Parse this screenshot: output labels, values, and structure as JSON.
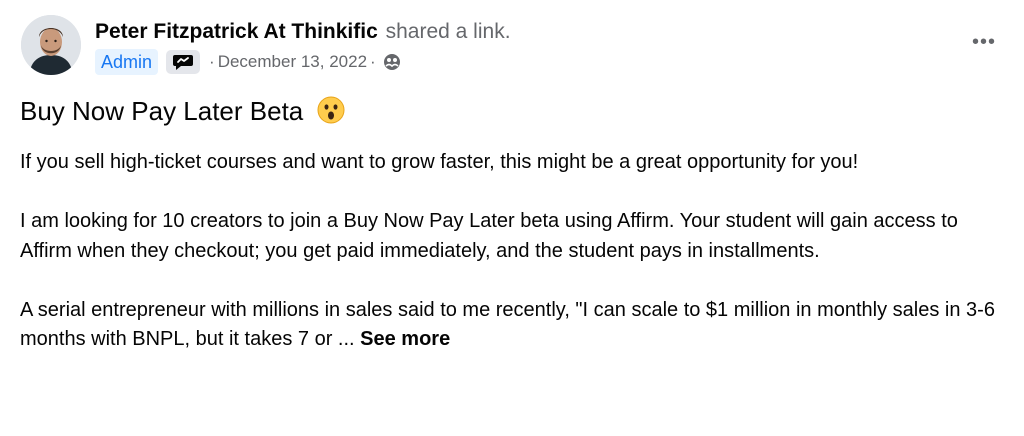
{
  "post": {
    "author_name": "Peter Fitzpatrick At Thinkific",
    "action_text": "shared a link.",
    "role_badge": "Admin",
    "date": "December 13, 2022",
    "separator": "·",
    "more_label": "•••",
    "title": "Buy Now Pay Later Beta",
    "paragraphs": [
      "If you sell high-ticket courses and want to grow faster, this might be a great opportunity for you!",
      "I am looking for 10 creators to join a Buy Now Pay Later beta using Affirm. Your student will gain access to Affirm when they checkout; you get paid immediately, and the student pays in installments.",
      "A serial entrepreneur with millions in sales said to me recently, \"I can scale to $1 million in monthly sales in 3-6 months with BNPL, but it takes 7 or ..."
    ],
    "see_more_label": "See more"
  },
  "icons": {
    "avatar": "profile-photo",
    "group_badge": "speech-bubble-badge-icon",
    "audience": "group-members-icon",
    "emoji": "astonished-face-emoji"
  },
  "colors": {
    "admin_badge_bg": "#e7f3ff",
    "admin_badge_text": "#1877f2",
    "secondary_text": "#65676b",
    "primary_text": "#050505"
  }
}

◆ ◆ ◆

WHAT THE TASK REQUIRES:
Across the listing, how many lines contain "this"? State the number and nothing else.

YOUR RESPONSE:
2